### EXERCISE REQUIREMENTS
Locate all lines in the data below that hold "cursos" and show them.
-*-*-
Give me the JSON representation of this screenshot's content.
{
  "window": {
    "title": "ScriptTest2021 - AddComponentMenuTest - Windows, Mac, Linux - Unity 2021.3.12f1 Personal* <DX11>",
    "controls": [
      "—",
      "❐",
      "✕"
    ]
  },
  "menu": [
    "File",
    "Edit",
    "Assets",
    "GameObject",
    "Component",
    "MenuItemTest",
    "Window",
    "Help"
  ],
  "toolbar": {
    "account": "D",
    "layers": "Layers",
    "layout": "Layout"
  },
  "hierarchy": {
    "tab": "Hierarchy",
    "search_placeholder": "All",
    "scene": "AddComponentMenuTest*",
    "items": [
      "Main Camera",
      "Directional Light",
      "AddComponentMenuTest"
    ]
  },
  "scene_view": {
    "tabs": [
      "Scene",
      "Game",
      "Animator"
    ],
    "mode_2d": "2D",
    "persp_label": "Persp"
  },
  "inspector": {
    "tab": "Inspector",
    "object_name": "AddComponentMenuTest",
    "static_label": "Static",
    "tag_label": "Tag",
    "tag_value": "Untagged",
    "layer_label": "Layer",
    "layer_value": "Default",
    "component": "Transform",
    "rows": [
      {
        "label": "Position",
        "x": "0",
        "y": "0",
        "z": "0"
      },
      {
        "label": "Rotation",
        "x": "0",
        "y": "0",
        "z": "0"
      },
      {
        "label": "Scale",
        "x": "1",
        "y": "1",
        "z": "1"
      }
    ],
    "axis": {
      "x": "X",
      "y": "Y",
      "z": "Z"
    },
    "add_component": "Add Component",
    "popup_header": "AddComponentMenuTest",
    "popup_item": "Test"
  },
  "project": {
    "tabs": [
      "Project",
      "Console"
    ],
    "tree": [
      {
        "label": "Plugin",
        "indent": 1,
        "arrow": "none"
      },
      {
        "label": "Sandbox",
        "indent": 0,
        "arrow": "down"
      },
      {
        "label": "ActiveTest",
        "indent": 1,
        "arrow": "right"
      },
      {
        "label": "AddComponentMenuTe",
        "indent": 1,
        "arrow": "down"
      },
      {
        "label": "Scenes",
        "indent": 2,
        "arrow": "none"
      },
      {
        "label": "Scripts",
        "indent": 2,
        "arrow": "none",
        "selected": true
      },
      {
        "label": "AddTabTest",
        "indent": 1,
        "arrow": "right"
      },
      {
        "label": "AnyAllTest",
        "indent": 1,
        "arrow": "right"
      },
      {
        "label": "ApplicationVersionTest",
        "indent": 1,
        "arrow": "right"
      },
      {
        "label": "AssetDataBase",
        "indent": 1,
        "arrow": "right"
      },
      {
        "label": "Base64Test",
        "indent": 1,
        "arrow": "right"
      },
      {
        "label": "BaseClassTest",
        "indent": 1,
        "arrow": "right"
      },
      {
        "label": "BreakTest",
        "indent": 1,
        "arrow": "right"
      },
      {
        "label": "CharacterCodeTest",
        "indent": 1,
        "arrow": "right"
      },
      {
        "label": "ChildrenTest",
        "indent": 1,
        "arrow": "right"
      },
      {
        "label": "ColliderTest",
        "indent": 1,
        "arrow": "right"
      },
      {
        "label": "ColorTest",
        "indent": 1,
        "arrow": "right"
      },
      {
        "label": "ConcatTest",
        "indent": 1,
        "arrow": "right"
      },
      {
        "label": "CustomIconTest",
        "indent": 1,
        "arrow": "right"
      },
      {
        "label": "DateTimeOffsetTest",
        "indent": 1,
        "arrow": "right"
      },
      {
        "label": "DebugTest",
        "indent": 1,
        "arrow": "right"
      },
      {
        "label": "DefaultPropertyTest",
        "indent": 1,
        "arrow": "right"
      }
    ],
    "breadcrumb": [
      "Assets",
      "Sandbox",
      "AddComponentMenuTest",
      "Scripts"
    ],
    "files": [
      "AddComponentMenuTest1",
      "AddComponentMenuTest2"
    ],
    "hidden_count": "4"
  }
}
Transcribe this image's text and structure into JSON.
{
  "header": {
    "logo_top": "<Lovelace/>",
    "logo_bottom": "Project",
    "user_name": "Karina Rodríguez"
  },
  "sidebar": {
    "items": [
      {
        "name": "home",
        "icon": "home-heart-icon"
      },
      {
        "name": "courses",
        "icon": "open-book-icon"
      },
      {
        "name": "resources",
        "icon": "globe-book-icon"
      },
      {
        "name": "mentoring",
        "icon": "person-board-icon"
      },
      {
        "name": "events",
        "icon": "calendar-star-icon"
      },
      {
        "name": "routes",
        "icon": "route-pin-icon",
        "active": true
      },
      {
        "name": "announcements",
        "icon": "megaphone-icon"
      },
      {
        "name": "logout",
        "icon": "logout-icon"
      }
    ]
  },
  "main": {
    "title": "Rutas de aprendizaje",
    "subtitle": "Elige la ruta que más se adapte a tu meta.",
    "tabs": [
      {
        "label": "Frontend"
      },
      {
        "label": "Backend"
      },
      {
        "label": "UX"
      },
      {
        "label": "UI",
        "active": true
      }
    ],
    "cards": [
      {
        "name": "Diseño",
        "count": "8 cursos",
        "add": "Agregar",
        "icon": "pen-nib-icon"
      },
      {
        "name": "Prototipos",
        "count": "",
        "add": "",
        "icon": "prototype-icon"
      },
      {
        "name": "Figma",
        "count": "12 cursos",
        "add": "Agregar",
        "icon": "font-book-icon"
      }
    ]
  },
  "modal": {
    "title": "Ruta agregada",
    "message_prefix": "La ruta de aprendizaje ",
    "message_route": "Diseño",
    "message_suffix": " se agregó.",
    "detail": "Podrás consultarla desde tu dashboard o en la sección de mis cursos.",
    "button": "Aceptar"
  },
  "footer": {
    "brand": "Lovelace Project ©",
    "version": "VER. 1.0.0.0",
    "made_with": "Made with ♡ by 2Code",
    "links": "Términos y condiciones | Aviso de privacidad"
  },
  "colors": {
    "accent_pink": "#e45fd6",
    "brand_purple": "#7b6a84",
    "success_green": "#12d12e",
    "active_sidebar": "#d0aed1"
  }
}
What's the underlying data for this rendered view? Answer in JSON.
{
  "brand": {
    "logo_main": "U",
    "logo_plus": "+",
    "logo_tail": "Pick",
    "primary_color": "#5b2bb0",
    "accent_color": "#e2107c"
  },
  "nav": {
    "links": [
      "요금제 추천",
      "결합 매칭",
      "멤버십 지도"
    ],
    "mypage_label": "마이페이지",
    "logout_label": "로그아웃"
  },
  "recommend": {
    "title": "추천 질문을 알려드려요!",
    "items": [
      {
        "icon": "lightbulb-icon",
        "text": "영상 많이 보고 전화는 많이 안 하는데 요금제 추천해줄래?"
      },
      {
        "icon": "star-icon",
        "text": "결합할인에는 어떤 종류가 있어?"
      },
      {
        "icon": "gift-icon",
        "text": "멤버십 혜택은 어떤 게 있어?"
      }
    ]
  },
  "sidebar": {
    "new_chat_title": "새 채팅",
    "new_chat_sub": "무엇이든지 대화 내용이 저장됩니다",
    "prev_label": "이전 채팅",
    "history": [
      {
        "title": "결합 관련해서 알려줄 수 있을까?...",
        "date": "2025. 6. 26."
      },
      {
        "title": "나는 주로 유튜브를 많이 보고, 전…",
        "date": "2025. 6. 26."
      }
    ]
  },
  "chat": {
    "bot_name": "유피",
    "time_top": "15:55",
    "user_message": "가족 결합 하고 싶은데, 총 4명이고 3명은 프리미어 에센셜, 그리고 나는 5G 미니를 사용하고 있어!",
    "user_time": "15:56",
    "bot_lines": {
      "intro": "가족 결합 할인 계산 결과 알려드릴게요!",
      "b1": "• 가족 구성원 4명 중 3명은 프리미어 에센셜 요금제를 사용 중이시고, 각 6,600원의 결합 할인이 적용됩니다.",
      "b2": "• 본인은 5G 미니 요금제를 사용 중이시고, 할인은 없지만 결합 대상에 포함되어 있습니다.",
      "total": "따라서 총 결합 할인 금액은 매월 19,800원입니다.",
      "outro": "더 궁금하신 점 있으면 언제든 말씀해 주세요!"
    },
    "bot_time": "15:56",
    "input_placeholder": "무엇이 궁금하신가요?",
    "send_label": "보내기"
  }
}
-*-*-
### RESULT FOR THIS EXERCISE
        "count": "8 cursos",
        "count": "12 cursos",
    "detail": "Podrás consultarla desde tu dashboard o en la sección de mis cursos.",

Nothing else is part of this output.